This is something that should force you to become more creative. It’s what I call synonymous copywriting.
Here’s how to say what you’re selling is cheap without even writing “cheap.” Or, even how to say your product is healthy without getting in trouble with the FDA.* You should be able to apply these two learnings to many areas in copywriting.
Cheap Copywriting Trick
The word cheap, cheapens the perceived value of your product or service. Make your message sound like a special offer, a one time deal, or a sale that is only available once a year.
These tactics are used by a lot of companies by claiming seasonal discounts; it works, but there may be a better way too. Here’s an example:
Most ads are not able to present enough value to show prices too, but this one does. What some marketers won’t notice is that every phrase before each price shows tons of value. 525 Castles & Palaces is a lot of sightseeing — and it’s only $15? It shows a great deal.
Remember: showing immense value and then displaying the price, is how you should say “cheap.”
“Looks healthy to me”
Vitaminwater. It’s basically sugar water plus synthetic vitamins. And synthetic vitamins are questionable if they provide significant health benefits because of how poorly they’re absorbed by the body. Anyway, I digressed a little.
The word “vitamin” is what most associate as being “healthy.” Vitamin equals healthy to nearly everyone. Basically, millions of people will interpret vitamin water as healthy water.
I believe even if they could call the product Healthywater, it would sell worse because it raises consumers’ questions:
Q: “Well, how is it healthy?”
However, Vitaminwater answers the question by saying it is filled with vitamins. This gives the reason and the perceived feeling of being healthy.
Thing about this: what do people see synonymous with healthy?
Diet soda anyone? The word “diet” in weight loss is associated with being healthy. So the word “diet” is used in other products to give that healthy feeling the consumer desires.
The One Point You Need to Know
What’s a huge benefit of what you’re selling? Is it cheap, healthy, fast? Prove it by changing a word or two. Make sure you use words that are thought to be synonymous with that benefit. These words are the reason the consumer will get their desired benefit.

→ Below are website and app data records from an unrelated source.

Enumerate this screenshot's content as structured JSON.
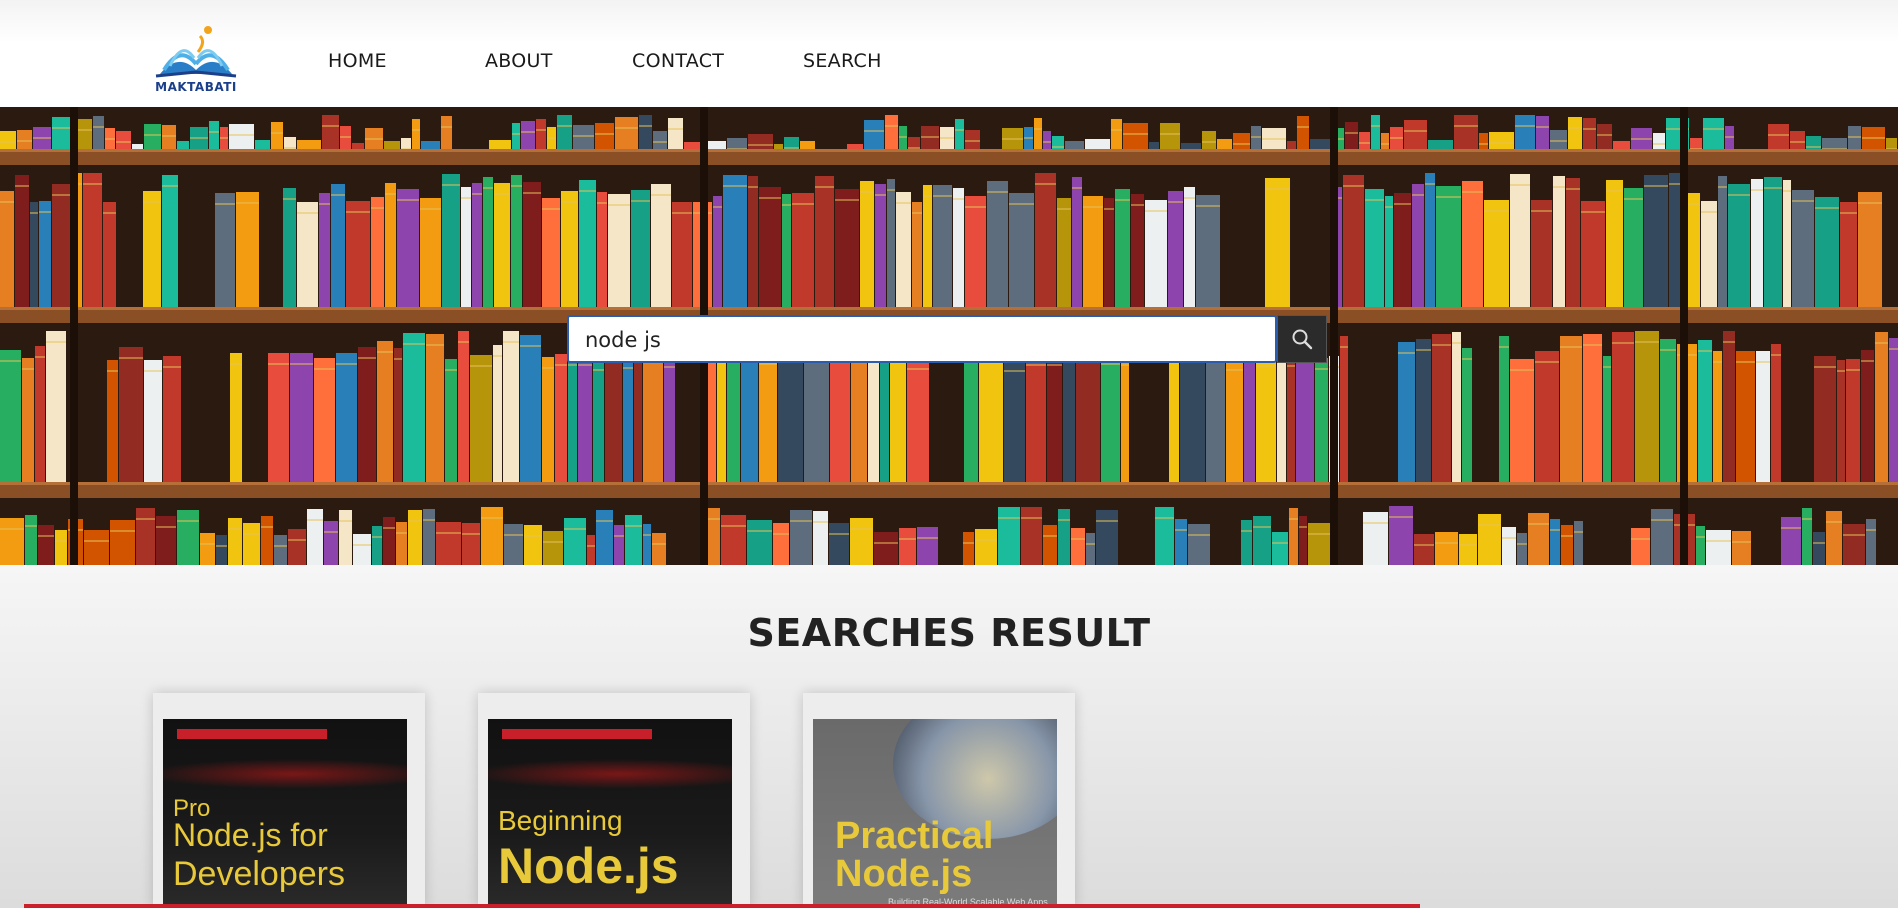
{
  "header": {
    "logo_text": "MAKTABATI",
    "nav": [
      "HOME",
      "ABOUT",
      "CONTACT",
      "SEARCH"
    ]
  },
  "search": {
    "value": "node js"
  },
  "results": {
    "title": "SEARCHES RESULT",
    "books": [
      {
        "line1": "Pro",
        "line2": "Node.js for",
        "line3": "Developers"
      },
      {
        "line1": "Beginning",
        "line2": "Node.js"
      },
      {
        "line1": "Practical",
        "line2": "Node.js",
        "subtitle": "Building Real-World Scalable Web Apps"
      }
    ]
  },
  "colors": {
    "accent_blue": "#2a5db0",
    "nav_text": "#1a1a1a",
    "bottom_bar": "#cc1f2c",
    "cover_title": "#e8c93a"
  }
}
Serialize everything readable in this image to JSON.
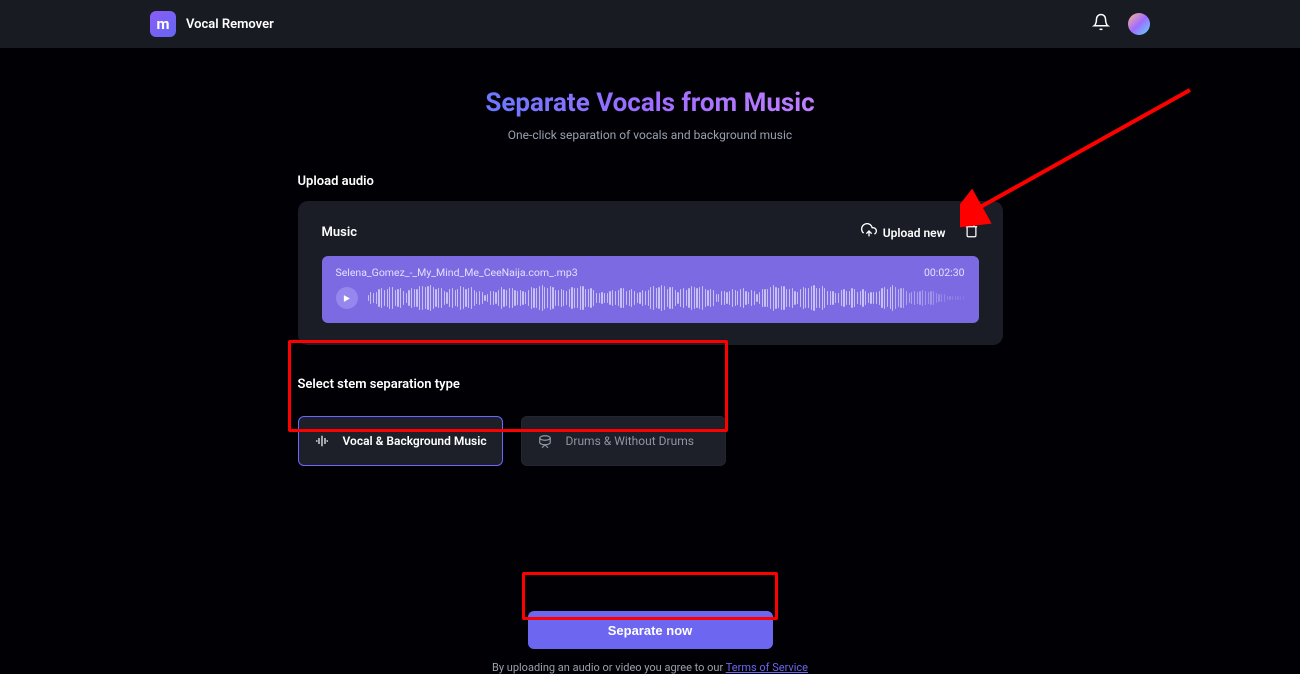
{
  "header": {
    "app_name": "Vocal Remover",
    "logo_glyph": "m"
  },
  "hero": {
    "title": "Separate Vocals from Music",
    "subtitle": "One-click separation of vocals and background music"
  },
  "upload": {
    "section_label": "Upload audio",
    "music_label": "Music",
    "upload_new_label": "Upload new",
    "track": {
      "filename": "Selena_Gomez_-_My_Mind_Me_CeeNaija.com_.mp3",
      "duration": "00:02:30"
    }
  },
  "separation": {
    "section_label": "Select stem separation type",
    "options": [
      {
        "label": "Vocal & Background Music",
        "selected": true,
        "icon": "sound-wave-icon"
      },
      {
        "label": "Drums & Without Drums",
        "selected": false,
        "icon": "drums-icon"
      }
    ]
  },
  "cta": {
    "button_label": "Separate now",
    "terms_text": "By uploading an audio or video you agree to our ",
    "terms_link_label": "Terms of Service"
  }
}
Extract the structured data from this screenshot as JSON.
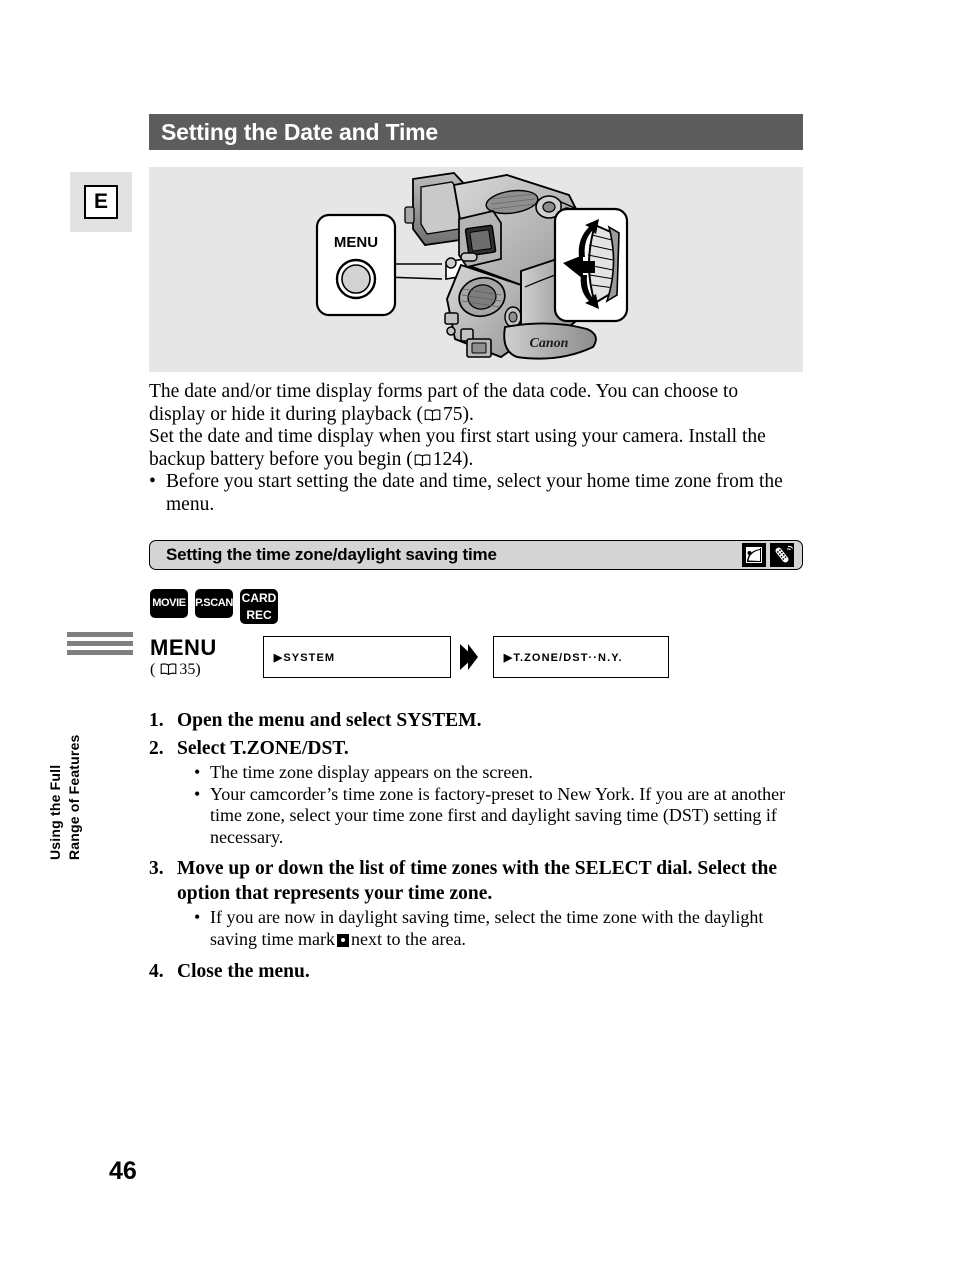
{
  "page": {
    "number": "46",
    "language_tab": "E",
    "chapter_label": "Using the Full\nRange of Features"
  },
  "title_bar": {
    "title": "Setting the Date and Time"
  },
  "illustration": {
    "menu_callout_label": "MENU",
    "brand": "Canon",
    "menu_button_name": "menu-button",
    "dial_name": "select-dial"
  },
  "intro": {
    "line1": "The date and/or time display forms part of the data code. You can choose to",
    "line2_pre": "display or hide it during playback (",
    "line2_ref": "75",
    "line2_post": ").",
    "line3": "Set the date and time display when you first start using your camera. Install the",
    "line4_pre": "backup battery before you begin (",
    "line4_ref": "124",
    "line4_post": ").",
    "bullet_dot": "•",
    "bullet_text": "Before you start setting the date and time, select your home time zone from the menu."
  },
  "subsection": {
    "label": "Setting the time zone/daylight saving time",
    "icons": [
      "camera-lcd-icon",
      "remote-control-icon"
    ]
  },
  "mode_badges": [
    {
      "name": "movie-mode-badge",
      "line1": "MOVIE",
      "line2": ""
    },
    {
      "name": "pscan-mode-badge",
      "line1": "P.SCAN",
      "line2": ""
    },
    {
      "name": "card-rec-mode-badge",
      "line1": "CARD",
      "line2": "REC"
    }
  ],
  "menu_flow": {
    "menu_word": "MENU",
    "menu_ref_open": "( ",
    "menu_ref_page": "35",
    "menu_ref_close": ")",
    "box1": "▶SYSTEM",
    "box2": "▶T.ZONE/DST··N.Y."
  },
  "steps": [
    {
      "num": "1.",
      "heading": "Open the menu and select SYSTEM.",
      "bullets": []
    },
    {
      "num": "2.",
      "heading": "Select T.ZONE/DST.",
      "bullets": [
        "The time zone display appears on the screen.",
        "Your camcorder’s time zone is factory-preset to New York. If you are at another time zone, select your time zone first and daylight saving time (DST) setting if necessary."
      ]
    },
    {
      "num": "3.",
      "heading": "Move up or down the list of time zones with the SELECT dial. Select the option that represents your time zone.",
      "bullets": [],
      "bullet_dst_pre": "If you are now in daylight saving time, select the time zone with the daylight saving time mark",
      "bullet_dst_post": "next to the area."
    },
    {
      "num": "4.",
      "heading": "Close the menu.",
      "bullets": []
    }
  ],
  "bullet_dot": "•",
  "colors": {
    "title_bar_bg": "#5d5d5d",
    "illustration_bg": "#e6e6e6",
    "subsection_bg": "#d4d4d4",
    "rule_gray": "#808080"
  }
}
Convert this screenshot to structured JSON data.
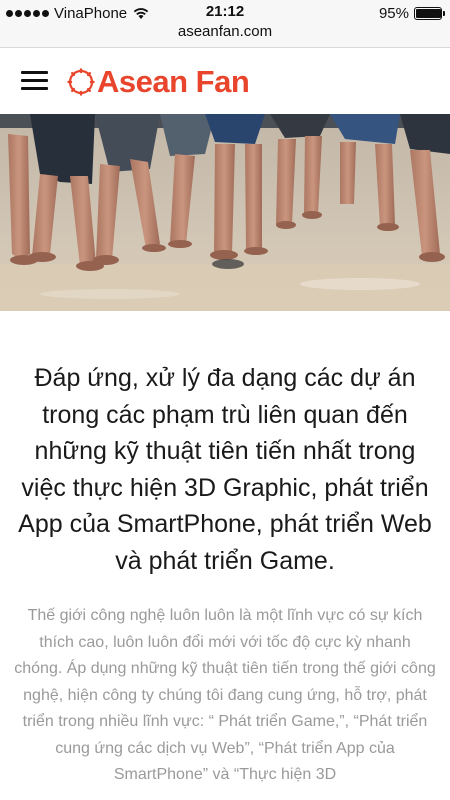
{
  "status_bar": {
    "carrier": "VinaPhone",
    "time": "21:12",
    "battery_text": "95%",
    "battery_level": 0.95,
    "url": "aseanfan.com"
  },
  "header": {
    "menu_icon": "hamburger-menu-icon",
    "logo_text": "Asean Fan",
    "logo_color": "#e8452c"
  },
  "hero": {
    "image": "beach-people-legs-photo"
  },
  "content": {
    "headline": "Đáp ứng, xử lý đa dạng các dự án trong các phạm trù liên quan đến những kỹ thuật tiên tiến nhất trong việc thực hiện 3D Graphic, phát triển App của SmartPhone, phát triển Web và phát triển Game.",
    "body": "Thế giới công nghệ luôn luôn là một lĩnh vực có sự kích thích cao, luôn luôn đổi mới với tốc độ cực kỳ nhanh chóng. Áp dụng những kỹ thuật tiên tiến trong thế giới công nghệ, hiện công ty chúng tôi đang cung ứng, hỗ trợ, phát triển trong nhiều lĩnh vực: “ Phát triển Game,”, “Phát triển cung ứng các dịch vụ Web”, “Phát triển App của SmartPhone” và “Thực hiện 3D"
  }
}
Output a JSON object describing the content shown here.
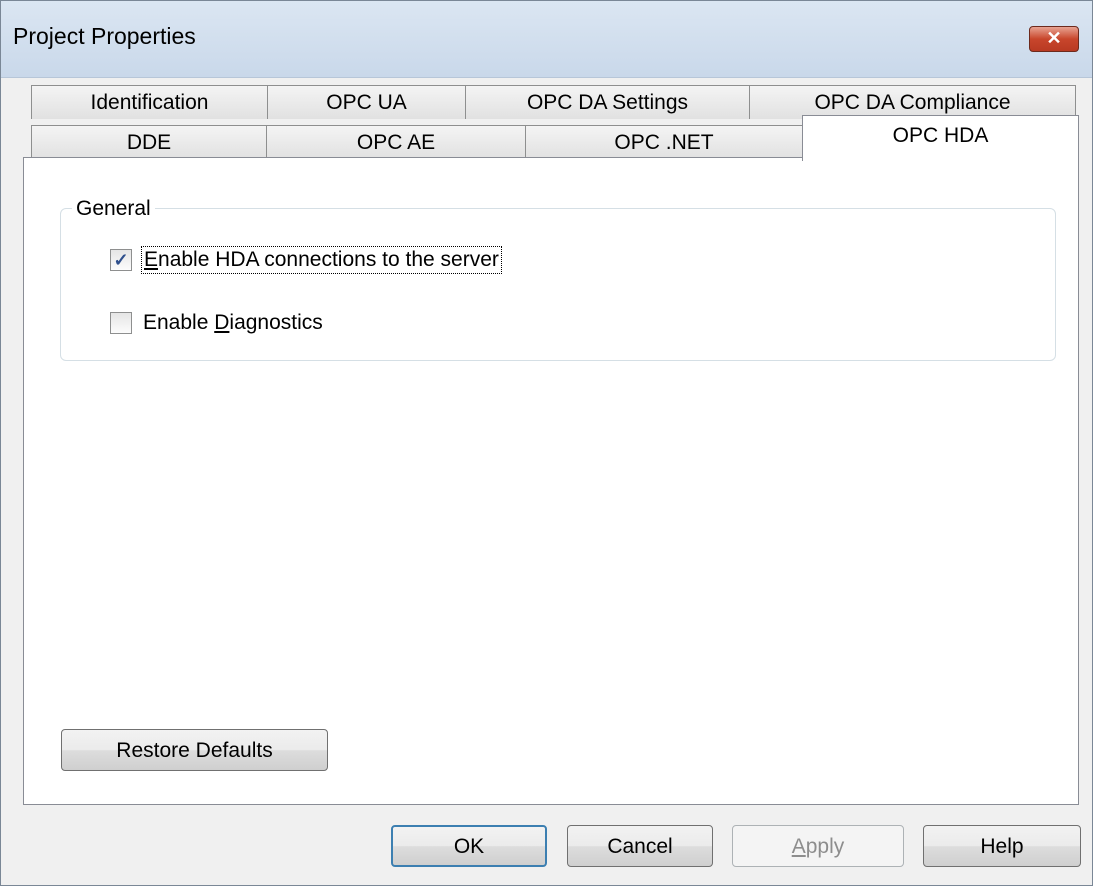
{
  "window": {
    "title": "Project Properties",
    "close_glyph": "✕"
  },
  "tabs": {
    "back_row": [
      {
        "label": "Identification"
      },
      {
        "label": "OPC UA"
      },
      {
        "label": "OPC DA Settings"
      },
      {
        "label": "OPC DA Compliance"
      }
    ],
    "front_row": [
      {
        "label": "DDE"
      },
      {
        "label": "OPC AE"
      },
      {
        "label": "OPC .NET"
      },
      {
        "label": "OPC HDA",
        "active": true
      }
    ]
  },
  "general": {
    "legend": "General",
    "options": [
      {
        "label_prefix": "",
        "mnemonic": "E",
        "label_rest": "nable HDA connections to the server",
        "checked": true
      },
      {
        "label_prefix": "Enable ",
        "mnemonic": "D",
        "label_rest": "iagnostics",
        "checked": false
      }
    ]
  },
  "restore_defaults_label": "Restore Defaults",
  "footer": {
    "ok": "OK",
    "cancel": "Cancel",
    "apply_mnemonic": "A",
    "apply_rest": "pply",
    "help": "Help"
  },
  "icons": {
    "checkmark": "✓"
  }
}
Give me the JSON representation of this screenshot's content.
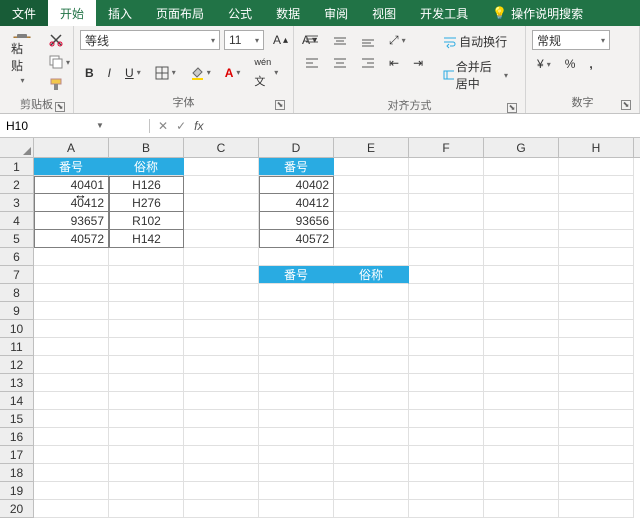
{
  "menu": {
    "file": "文件",
    "home": "开始",
    "insert": "插入",
    "layout": "页面布局",
    "formula": "公式",
    "data": "数据",
    "review": "审阅",
    "view": "视图",
    "dev": "开发工具",
    "help": "操作说明搜索"
  },
  "ribbon": {
    "clipboard": {
      "label": "剪贴板",
      "paste": "粘贴"
    },
    "font": {
      "label": "字体",
      "name": "等线",
      "size": "11"
    },
    "align": {
      "label": "对齐方式",
      "wrap": "自动换行",
      "merge": "合并后居中"
    },
    "number": {
      "label": "数字",
      "format": "常规"
    }
  },
  "namebox": "H10",
  "cols": [
    "A",
    "B",
    "C",
    "D",
    "E",
    "F",
    "G",
    "H"
  ],
  "t1": {
    "h": [
      "番号",
      "俗称"
    ],
    "rows": [
      [
        "40401",
        "H126"
      ],
      [
        "40412",
        "H276"
      ],
      [
        "93657",
        "R102"
      ],
      [
        "40572",
        "H142"
      ]
    ]
  },
  "t2": {
    "h": [
      "番号"
    ],
    "rows": [
      [
        "40402"
      ],
      [
        "40412"
      ],
      [
        "93656"
      ],
      [
        "40572"
      ]
    ]
  },
  "t3": {
    "h": [
      "番号",
      "俗称"
    ]
  },
  "pointer": "↔"
}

*Sorry, I cannot actually claim you won’t have legal issues with synonymous copywriting techniques. This post is not meant to help you get around legal compliance; that was just a teaser and an example. Anyway, I’m certain these cases did have legal counsel. Credit to Info Marketing Blog for the Britain ad.